Directions =>
Your task is to copy each line in the listing that includes the word "handle".

== Segment start ==

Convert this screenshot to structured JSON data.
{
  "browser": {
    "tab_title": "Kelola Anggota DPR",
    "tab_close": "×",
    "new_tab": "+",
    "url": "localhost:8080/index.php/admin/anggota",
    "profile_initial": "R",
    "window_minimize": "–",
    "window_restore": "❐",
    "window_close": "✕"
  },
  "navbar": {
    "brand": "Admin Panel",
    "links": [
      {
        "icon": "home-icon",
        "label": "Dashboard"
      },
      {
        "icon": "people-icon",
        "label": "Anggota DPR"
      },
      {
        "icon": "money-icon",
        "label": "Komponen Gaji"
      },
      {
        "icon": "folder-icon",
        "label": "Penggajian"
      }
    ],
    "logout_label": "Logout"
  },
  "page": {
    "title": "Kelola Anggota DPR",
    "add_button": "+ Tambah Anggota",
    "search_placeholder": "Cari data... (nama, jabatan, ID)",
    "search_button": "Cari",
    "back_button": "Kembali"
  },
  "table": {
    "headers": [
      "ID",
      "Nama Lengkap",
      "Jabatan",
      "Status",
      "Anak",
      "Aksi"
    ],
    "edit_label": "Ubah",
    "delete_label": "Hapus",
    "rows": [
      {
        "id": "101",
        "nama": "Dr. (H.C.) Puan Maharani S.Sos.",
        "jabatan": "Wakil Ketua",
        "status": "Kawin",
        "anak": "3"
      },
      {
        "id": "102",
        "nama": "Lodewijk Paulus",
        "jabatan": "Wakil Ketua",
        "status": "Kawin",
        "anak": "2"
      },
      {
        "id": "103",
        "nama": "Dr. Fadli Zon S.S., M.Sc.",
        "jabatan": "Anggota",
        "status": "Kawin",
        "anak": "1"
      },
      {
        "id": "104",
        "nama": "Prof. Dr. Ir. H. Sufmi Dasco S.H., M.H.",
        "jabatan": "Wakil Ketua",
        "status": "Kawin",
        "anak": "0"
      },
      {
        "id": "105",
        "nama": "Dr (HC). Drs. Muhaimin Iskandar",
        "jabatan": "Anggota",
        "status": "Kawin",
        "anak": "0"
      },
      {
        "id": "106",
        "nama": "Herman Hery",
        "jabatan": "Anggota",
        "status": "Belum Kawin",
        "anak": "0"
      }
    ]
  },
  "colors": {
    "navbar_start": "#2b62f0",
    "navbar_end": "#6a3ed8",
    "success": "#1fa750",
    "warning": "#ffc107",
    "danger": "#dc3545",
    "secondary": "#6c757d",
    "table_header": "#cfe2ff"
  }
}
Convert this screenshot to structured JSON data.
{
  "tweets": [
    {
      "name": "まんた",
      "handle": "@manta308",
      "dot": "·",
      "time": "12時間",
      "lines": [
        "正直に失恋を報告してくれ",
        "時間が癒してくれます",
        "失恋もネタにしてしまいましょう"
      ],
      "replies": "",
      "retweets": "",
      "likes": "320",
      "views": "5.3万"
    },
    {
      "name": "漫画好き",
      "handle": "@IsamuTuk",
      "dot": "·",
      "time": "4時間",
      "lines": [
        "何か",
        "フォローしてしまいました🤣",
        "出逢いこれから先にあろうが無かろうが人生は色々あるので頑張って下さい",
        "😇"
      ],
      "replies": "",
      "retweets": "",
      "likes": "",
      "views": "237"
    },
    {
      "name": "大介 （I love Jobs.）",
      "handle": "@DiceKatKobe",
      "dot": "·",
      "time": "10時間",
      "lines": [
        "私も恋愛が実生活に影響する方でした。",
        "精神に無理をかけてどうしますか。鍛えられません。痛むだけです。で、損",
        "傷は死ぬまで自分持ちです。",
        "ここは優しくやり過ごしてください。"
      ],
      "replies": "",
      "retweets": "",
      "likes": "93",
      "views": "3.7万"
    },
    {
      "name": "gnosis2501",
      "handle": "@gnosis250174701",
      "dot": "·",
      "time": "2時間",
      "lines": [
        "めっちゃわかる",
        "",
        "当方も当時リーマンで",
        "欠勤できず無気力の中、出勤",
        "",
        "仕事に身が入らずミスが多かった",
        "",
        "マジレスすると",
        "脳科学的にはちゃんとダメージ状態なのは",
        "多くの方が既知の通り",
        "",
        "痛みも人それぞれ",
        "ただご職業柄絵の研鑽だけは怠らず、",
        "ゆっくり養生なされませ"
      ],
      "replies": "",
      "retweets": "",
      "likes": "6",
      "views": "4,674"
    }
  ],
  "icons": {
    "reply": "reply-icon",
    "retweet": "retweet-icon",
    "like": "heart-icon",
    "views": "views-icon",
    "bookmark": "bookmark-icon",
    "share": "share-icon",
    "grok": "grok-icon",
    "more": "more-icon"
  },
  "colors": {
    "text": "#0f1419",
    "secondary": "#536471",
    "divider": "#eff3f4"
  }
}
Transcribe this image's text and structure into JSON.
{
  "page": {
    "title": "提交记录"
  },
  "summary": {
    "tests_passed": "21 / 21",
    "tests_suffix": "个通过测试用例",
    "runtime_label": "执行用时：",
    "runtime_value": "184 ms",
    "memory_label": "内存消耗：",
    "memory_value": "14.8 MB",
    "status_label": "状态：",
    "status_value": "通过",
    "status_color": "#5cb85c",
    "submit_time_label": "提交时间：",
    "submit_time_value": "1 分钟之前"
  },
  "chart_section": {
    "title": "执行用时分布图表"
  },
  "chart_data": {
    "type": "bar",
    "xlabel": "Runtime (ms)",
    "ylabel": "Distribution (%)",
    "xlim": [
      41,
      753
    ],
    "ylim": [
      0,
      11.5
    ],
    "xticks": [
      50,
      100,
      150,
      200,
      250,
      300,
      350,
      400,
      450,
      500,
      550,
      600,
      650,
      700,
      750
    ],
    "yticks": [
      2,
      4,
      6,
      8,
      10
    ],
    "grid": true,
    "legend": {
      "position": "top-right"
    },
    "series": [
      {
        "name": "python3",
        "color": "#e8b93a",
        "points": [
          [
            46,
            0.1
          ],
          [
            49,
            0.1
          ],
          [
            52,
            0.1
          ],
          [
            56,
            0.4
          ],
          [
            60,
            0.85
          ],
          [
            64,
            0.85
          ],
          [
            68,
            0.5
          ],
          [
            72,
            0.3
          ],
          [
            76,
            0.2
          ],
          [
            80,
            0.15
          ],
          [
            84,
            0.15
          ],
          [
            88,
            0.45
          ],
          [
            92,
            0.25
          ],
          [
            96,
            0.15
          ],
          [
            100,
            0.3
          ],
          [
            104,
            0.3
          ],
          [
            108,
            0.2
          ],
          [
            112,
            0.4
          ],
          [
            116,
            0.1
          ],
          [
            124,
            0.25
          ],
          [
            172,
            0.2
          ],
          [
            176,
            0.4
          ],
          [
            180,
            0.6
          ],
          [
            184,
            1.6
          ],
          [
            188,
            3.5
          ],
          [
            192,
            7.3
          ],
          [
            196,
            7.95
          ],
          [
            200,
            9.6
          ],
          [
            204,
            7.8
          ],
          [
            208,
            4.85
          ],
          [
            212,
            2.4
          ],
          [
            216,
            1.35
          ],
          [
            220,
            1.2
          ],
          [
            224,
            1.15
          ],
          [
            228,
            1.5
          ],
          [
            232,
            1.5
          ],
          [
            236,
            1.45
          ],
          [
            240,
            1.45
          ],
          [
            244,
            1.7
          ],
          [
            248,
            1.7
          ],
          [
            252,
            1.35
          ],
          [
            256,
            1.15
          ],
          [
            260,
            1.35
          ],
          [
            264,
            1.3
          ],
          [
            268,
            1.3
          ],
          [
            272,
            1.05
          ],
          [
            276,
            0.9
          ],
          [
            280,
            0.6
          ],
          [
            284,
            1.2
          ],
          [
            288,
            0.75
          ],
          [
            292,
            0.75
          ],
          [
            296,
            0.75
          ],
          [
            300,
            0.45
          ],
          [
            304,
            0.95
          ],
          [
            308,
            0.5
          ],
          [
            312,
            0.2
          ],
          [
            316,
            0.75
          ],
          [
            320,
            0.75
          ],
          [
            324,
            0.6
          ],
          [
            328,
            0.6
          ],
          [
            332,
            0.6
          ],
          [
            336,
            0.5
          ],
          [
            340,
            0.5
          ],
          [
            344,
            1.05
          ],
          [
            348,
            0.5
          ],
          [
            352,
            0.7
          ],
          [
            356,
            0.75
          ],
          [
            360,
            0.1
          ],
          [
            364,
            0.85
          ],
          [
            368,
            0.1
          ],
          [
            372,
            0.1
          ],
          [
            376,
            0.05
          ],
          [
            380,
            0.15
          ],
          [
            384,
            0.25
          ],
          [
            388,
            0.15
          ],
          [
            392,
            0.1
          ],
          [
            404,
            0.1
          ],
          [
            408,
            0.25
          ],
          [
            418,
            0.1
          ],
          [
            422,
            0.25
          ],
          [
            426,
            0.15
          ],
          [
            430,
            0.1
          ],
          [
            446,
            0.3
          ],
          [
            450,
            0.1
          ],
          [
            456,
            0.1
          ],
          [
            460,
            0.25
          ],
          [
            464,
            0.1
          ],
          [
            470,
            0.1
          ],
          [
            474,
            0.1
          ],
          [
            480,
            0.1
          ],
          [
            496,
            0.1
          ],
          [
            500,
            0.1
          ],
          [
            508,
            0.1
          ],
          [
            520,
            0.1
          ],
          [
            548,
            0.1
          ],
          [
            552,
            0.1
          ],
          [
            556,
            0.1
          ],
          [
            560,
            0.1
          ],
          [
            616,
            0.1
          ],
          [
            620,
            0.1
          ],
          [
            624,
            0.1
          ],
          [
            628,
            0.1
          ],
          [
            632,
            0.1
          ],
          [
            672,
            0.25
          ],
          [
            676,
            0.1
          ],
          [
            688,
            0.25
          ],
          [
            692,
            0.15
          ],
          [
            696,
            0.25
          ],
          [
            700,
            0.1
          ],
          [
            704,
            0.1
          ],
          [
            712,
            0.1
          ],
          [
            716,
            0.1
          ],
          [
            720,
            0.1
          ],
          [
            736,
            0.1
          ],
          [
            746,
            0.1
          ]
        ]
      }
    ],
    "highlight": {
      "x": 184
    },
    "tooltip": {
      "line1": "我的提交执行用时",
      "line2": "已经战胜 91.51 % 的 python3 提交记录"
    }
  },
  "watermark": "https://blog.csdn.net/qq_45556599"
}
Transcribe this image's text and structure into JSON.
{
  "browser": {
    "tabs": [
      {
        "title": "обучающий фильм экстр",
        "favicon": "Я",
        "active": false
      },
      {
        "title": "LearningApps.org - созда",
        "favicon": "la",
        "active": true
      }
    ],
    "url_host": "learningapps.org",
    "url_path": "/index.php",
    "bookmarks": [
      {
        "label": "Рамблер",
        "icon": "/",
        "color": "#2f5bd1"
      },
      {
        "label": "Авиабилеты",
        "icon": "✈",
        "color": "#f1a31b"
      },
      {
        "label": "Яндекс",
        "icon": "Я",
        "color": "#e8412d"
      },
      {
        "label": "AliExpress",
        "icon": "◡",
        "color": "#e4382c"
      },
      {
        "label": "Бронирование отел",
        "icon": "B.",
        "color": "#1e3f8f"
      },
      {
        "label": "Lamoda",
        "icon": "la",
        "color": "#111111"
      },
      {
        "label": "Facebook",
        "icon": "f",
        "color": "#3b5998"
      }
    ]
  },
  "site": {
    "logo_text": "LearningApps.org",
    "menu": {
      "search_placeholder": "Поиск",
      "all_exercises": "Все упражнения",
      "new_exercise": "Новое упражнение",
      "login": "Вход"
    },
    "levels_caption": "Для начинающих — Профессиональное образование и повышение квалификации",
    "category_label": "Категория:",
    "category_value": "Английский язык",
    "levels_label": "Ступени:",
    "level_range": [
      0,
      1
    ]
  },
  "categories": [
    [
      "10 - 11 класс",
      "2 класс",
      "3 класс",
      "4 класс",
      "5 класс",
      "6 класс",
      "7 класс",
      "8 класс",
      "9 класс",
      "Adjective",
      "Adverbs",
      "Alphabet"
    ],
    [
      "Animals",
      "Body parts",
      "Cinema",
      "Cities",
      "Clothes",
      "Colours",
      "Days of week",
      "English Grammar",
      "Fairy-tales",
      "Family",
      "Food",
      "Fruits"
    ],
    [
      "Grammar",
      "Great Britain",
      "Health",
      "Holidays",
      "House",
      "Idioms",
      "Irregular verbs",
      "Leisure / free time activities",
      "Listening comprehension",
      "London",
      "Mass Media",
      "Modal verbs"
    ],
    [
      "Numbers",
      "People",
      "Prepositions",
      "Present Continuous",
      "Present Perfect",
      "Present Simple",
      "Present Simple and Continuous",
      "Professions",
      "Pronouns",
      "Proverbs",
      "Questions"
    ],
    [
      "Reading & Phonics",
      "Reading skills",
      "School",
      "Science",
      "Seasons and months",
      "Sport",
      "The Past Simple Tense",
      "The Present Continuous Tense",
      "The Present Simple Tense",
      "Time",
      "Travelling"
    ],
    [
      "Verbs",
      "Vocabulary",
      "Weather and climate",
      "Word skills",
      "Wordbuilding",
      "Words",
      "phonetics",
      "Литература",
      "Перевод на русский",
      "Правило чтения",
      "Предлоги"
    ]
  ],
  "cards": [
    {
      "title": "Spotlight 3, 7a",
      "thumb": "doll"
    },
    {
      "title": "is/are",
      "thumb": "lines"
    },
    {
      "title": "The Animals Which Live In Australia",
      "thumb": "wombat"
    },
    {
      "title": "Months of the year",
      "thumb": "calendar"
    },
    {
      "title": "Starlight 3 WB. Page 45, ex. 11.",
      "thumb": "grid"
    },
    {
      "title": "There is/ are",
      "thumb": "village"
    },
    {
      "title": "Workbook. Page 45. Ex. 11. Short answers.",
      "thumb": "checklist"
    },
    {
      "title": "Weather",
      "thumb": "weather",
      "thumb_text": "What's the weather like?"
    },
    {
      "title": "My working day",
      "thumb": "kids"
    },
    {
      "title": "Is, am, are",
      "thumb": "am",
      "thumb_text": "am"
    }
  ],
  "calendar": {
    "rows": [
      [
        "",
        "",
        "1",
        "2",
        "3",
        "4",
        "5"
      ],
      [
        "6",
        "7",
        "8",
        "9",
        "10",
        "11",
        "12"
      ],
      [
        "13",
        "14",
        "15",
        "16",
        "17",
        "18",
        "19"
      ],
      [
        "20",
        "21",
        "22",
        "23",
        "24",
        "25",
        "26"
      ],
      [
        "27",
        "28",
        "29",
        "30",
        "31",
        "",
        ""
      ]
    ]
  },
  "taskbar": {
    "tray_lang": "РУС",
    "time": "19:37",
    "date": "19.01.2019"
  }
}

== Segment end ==

Response =>
      "handle": "@manta308",
      "handle": "@IsamuTuk",
      "handle": "@DiceKatKobe",
      "handle": "@gnosis250174701",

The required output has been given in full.